Merged R&D Tax Scheme Announced in Autumn Statement

Chancellor, Jeremy Hunt confirmed in his 2023 Autumn Statement that the current Research & Development Expenditure Credit (RDEC) and SME R&D Tax Relief schemes will be merged following a technical consultation.

However, despite the plan to simplify the regime with a single, merged R&D Tax scheme, there will still be two schemes in operation as R&D intensive, loss-making SMEs will have to claim under a separate ‘SME Intensive’ scheme.

Businesses will need to claim under the new schemes for expenditure incurred in accounting periods beginning on or after 1st April 2024. These reforms are being legislated for in the Autumn Finance Bill which is being published this week.


Merged R&D Tax Scheme

The merged scheme aims to simplify the system with an aligned set of qualification rules whilst providing greater support for UK companies to drive innovation. It also removes the situation where companies have to transition between the SME and RDEC schemes. The key changes which were announced are as follows:

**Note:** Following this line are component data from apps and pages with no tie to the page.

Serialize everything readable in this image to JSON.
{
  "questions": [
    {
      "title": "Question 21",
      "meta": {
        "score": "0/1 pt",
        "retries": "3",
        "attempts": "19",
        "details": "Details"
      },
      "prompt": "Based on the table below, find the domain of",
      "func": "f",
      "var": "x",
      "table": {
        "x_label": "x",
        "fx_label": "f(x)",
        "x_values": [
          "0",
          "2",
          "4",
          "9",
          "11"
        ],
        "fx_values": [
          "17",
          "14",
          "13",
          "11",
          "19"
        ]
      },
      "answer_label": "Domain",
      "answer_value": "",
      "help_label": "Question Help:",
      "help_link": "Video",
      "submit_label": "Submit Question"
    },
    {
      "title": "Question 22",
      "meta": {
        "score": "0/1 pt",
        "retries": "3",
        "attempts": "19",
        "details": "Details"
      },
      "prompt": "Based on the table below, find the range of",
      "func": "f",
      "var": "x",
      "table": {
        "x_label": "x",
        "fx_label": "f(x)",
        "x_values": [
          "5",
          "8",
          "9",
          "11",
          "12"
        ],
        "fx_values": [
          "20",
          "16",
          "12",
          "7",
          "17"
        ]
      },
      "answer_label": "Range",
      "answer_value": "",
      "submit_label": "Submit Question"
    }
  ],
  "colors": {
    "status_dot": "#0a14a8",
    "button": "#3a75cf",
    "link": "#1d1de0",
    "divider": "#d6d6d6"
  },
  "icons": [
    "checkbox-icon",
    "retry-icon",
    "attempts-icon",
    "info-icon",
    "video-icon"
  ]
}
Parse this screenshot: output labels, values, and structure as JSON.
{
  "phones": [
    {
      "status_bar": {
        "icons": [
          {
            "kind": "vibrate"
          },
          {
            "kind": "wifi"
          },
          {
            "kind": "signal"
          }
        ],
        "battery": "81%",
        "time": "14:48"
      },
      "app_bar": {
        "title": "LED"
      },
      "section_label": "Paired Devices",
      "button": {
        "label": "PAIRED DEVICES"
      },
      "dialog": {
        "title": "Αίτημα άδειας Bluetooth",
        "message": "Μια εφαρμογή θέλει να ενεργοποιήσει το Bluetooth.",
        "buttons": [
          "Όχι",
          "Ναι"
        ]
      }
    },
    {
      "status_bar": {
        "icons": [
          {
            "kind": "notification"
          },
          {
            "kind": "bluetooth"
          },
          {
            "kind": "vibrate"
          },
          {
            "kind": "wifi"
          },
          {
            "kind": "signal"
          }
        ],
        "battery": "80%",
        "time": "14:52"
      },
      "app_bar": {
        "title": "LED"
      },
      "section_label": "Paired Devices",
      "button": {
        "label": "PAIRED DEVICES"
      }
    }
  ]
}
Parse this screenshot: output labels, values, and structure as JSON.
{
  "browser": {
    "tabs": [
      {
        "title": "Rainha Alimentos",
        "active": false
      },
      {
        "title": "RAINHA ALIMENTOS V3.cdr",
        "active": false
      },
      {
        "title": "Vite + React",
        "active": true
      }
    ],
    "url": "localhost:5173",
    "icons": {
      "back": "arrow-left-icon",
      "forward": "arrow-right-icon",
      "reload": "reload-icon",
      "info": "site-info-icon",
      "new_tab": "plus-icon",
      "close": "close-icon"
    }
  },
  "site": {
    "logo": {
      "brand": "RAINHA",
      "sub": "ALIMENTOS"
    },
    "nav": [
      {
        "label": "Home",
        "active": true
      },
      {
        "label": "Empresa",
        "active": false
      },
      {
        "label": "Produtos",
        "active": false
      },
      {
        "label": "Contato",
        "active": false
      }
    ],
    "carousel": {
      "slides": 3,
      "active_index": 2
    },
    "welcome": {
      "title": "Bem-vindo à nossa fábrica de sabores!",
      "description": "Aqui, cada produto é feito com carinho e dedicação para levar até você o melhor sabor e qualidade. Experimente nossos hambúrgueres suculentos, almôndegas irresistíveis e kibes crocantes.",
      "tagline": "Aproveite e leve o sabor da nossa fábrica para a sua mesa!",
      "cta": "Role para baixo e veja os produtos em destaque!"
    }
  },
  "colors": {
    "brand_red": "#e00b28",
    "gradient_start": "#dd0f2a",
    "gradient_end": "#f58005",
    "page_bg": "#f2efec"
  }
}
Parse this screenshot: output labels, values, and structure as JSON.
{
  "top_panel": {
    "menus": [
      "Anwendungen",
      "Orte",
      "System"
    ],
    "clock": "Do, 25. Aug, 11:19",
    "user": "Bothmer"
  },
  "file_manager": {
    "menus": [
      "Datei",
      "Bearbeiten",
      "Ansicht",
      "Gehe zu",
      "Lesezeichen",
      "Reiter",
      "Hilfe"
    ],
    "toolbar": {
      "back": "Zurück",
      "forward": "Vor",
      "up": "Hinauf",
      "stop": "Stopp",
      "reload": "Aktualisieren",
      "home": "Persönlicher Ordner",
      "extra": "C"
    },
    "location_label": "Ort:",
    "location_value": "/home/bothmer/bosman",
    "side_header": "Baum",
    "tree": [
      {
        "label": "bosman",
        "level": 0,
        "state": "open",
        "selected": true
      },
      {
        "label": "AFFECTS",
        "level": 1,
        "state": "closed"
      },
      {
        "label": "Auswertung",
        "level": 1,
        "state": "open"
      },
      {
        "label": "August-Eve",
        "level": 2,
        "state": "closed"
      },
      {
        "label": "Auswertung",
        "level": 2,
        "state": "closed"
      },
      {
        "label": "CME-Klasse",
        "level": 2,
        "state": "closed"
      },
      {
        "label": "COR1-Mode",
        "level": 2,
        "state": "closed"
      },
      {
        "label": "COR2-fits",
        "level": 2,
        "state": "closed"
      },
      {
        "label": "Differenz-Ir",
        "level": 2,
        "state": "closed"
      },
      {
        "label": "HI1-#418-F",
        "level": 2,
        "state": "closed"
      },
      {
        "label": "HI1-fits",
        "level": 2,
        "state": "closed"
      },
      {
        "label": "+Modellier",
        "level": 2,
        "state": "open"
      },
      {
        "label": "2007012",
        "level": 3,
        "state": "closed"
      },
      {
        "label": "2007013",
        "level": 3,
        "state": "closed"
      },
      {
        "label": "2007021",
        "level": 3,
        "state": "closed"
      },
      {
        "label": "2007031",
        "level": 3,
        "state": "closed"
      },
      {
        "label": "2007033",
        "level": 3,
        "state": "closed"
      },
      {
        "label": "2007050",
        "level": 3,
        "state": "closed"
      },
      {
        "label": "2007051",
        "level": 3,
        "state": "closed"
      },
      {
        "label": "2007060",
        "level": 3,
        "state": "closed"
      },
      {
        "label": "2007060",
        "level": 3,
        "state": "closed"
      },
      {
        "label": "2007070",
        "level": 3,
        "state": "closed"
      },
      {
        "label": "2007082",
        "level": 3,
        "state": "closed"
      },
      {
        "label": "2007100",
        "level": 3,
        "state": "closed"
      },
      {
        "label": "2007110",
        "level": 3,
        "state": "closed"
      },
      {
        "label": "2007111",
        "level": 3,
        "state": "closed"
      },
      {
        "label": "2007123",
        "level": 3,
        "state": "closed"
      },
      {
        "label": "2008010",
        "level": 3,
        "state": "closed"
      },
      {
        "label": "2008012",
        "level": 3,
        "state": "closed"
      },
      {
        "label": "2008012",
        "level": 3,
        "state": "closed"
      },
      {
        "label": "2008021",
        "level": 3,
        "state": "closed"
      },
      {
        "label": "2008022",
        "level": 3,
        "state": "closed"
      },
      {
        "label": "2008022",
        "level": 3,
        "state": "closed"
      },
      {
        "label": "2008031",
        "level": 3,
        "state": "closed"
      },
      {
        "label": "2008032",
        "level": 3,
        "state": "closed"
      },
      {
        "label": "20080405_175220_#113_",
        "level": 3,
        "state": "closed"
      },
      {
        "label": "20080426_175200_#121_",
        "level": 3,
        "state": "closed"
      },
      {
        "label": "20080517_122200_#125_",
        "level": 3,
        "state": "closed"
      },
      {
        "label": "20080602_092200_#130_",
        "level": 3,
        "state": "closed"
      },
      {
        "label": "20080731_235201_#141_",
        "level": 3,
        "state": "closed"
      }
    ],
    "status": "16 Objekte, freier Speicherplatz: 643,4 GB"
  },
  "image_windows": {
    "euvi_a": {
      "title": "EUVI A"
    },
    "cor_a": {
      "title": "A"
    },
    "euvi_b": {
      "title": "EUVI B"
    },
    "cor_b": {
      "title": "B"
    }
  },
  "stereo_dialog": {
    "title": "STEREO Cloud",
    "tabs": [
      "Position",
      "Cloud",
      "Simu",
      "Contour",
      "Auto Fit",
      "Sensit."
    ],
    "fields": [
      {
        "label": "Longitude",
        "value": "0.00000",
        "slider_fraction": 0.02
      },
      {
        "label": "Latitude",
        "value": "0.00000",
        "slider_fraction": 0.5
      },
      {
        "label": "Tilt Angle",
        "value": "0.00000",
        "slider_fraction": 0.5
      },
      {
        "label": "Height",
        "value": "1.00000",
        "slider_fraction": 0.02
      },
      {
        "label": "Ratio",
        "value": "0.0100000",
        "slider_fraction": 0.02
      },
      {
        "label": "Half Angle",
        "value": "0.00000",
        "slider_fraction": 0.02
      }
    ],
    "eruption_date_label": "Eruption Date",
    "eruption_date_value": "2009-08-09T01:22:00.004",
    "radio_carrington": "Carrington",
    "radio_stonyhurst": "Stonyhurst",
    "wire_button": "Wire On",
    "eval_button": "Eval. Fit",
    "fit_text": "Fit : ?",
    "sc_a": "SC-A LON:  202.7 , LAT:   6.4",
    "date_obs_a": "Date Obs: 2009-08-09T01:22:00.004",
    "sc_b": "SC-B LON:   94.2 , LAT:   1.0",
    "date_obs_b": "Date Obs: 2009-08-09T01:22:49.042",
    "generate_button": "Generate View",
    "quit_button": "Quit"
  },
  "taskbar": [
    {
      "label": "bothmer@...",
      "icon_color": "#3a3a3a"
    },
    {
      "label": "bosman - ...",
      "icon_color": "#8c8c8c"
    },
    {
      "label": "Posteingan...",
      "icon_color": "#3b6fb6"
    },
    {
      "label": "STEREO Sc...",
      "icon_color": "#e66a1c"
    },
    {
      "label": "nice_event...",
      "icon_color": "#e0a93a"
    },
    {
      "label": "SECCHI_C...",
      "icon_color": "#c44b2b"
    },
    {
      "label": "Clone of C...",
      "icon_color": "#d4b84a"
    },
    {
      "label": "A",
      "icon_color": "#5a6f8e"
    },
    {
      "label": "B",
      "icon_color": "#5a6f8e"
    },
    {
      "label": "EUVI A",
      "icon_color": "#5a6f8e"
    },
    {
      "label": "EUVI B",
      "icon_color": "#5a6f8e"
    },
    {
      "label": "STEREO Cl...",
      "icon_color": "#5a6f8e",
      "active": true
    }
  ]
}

  • Enhanced terms for loss-making companies will see the rate at which they are taxed within the merged scheme reduce from 25% to 19%
  • Claimant companies will no longer be able to nominate a third-party payee for payment of claims and with immediate effect, no new assignments can be set up
  • R&D relief can only be claimed by the company making the decision to do R&D and taking on the risk. An exception to this is that a sub-contractor would be able to claim for R&D instigated by a non-UK-taxpaying customer or an organisation that isn’t subject to UK corporation tax
  • Restrictions on subsidised expenditure will be removed meaning claims for R&D that has been subsidised or supported by grant funding will not be reduced


SME Intensive R&D Tax Scheme

Following on from the Spring Budget where it was announced that loss-making companies who meet certain criteria can benefit from an enhanced rate of relief, the new SME intensive scheme is set to further improve these terms and allow more businesses to benefit.

Announced in Spring Budget – For activity incurred from 1st April 2023 loss-making SMEs for whom R&D expenditure accounts for 40% of total expenditure can claim an enhanced rate of relief.

Announced in Autumn Statement – For activity incurred in accounting periods beginning on or after 1st April 2024, SMEs for whom R&D expenditure accounts for 30% of total expenditure can claim an enhanced rate of relief. A one-year grace period is also being introduced, allowing companies who dip under the 30% threshold to continue to receive relief for one year.

Qualifying businesses will be able to claim for expenditure incurred from 1st April 2023 once the Autumn Finance Bill 2023 has received Royal Assent, with the reduction in intensity threshold and grace period coming into effect for accounting periods beginning on or after 1st April 2024.


Following on from the announcement of these changes, the government is still looking to develop the enhanced support for R&D intensive SMEs, and to consider further simplifications. An action plan to reduce the high levels of non-compliance will also be published in due course.

A technical note sets out the main changes to the proposed merged scheme and the SME intensive scheme.


If you need any guidance on how these changes affect your business, please contact us for a free consultation.